Unfortunately, because betting on sports is limited to state-regulated apps, there won’t be any brick-and-mortar sportsbooks in Nashville any time soon, but that could change if legislators see room for growth in that sector following a fiscal year of online tax revenue collections.
Speaking of revenue, Tennessee regulations require a flat 10% hold on all sports betting profits in order to secure a license to operate a sportsbook within the state.
Most other states require 6% or less, meaning that betting lines in TN may be less advantageous than in other regions.
The adjustment will likely come in the form of additional juice, or vigorish, attached to betting odds. Since sports betting odds are designed to keep the action even on both sides, sportsbooks’ profit margins are slim, requiring them to take action on a multitude of lines to make money.
In order to operate in the black, TN sportsbooks will need to keep more of the juice, which means that bettors will be required to risk a greater percentage against the house than in other regions.
The inevitable impact of this added vigorish is that bettors will seek out more favorable lines at offshore sportsbooks.
These international sports betting sites aren’t held to the same standard that Tennessee sportsbooks will be, and they don’t have to pay any state taxes either.

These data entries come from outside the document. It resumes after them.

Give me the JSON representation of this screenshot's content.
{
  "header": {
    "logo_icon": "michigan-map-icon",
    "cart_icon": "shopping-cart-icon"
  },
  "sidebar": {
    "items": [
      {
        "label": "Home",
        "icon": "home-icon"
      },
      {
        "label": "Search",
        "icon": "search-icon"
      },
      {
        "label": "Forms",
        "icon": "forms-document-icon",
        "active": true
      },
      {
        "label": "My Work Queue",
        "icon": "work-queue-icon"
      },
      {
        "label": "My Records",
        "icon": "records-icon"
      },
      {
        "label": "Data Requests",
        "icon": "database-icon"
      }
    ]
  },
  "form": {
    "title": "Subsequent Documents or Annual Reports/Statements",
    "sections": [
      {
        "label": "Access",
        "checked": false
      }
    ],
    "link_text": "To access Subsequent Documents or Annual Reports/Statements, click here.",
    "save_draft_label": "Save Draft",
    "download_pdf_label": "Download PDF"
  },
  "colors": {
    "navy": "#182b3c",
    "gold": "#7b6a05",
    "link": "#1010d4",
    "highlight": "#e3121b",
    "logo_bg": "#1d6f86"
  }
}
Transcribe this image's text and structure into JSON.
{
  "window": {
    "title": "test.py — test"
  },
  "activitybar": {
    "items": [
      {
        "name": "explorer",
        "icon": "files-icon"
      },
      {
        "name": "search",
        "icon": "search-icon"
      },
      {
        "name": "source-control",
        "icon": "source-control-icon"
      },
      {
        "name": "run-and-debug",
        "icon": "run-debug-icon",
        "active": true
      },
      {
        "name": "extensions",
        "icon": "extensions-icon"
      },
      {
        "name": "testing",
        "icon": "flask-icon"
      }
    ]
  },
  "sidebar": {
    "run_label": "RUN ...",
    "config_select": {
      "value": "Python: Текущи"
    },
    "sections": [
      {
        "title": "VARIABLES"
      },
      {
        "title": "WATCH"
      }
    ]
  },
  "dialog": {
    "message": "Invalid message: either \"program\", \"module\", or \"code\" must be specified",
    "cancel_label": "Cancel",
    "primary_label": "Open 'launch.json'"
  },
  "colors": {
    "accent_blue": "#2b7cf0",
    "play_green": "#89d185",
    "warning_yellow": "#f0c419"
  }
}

Only time will tell how much of an impact that Tennessee’s 10% hold will have on their domestic sports betting intake. If the numbers don’t match the fiscal projections, the state legislature may have to go back to the drawing board and try again.